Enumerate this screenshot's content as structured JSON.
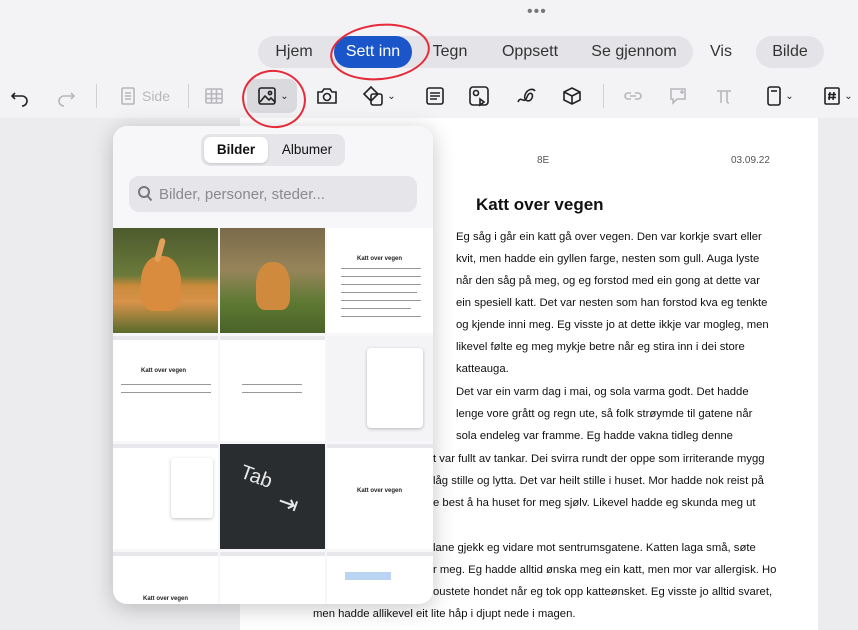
{
  "chrome": {
    "more_dots": "•••"
  },
  "tabs": [
    {
      "label": "Hjem",
      "active": false
    },
    {
      "label": "Sett inn",
      "active": true
    },
    {
      "label": "Tegn",
      "active": false
    },
    {
      "label": "Oppsett",
      "active": false
    },
    {
      "label": "Se gjennom",
      "active": false
    },
    {
      "label": "Vis",
      "active": false
    },
    {
      "label": "Bilde",
      "active": false
    }
  ],
  "toolbar": {
    "page_label": "Side",
    "icons": [
      "undo-icon",
      "redo-icon",
      "page-icon",
      "table-icon",
      "image-icon",
      "camera-icon",
      "shapes-icon",
      "textbox-icon",
      "media-icon",
      "drawing-icon",
      "3d-object-icon",
      "link-icon",
      "comment-icon",
      "equation-icon",
      "device-icon",
      "page-number-icon"
    ]
  },
  "colors": {
    "accent": "#1a56c9",
    "annotation": "#e52b3a"
  },
  "popover": {
    "segments": [
      "Bilder",
      "Albumer"
    ],
    "selected_segment": "Bilder",
    "search_placeholder": "Bilder, personer, steder...",
    "thumb_doc_title": "Katt over vegen",
    "thumb_tab_label": "Tab"
  },
  "document": {
    "class": "8E",
    "date": "03.09.22",
    "title": "Katt over vegen",
    "lines": [
      "Eg såg i går ein katt gå over vegen. Den var korkje svart eller",
      "kvit, men hadde ein gyllen farge, nesten som gull. Auga lyste",
      "når den såg på meg, og eg forstod med ein gong at dette var",
      "ein spesiell katt. Det var nesten som han forstod kva eg tenkte",
      "og kjende inni meg. Eg visste jo at dette ikkje var mogleg, men",
      "likevel følte eg meg mykje betre når eg stira inn i dei store",
      "katteauga.",
      "Det var ein varm dag i mai, og sola varma godt. Det hadde",
      "lenge vore grått og regn ute, så folk strøymde til gatene når",
      "sola endeleg var framme. Eg hadde vakna tidleg denne",
      "t var fullt av tankar. Dei svirra rundt der oppe som irriterande mygg",
      "låg stille og lytta. Det var heilt stille i huset. Mor hadde nok reist på",
      "e best å ha huset for meg sjølv. Likevel hadde eg skunda meg ut",
      "lane gjekk eg vidare mot sentrumsgatene. Katten laga små, søte",
      "r meg. Eg hadde alltid ønska meg ein katt, men mor var allergisk. Ho",
      "oustete hondet når eg tok opp katteønsket. Eg visste jo alltid svaret,",
      "men hadde allikevel eit lite håp i djupt nede i magen."
    ]
  }
}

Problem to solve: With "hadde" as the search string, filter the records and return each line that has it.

Answer for this exercise:
      "kvit, men hadde ein gyllen farge, nesten som gull. Auga lyste",
      "Det var ein varm dag i mai, og sola varma godt. Det hadde",
      "sola endeleg var framme. Eg hadde vakna tidleg denne",
      "låg stille og lytta. Det var heilt stille i huset. Mor hadde nok reist på",
      "e best å ha huset for meg sjølv. Likevel hadde eg skunda meg ut",
      "r meg. Eg hadde alltid ønska meg ein katt, men mor var allergisk. Ho",
      "men hadde allikevel eit lite håp i djupt nede i magen."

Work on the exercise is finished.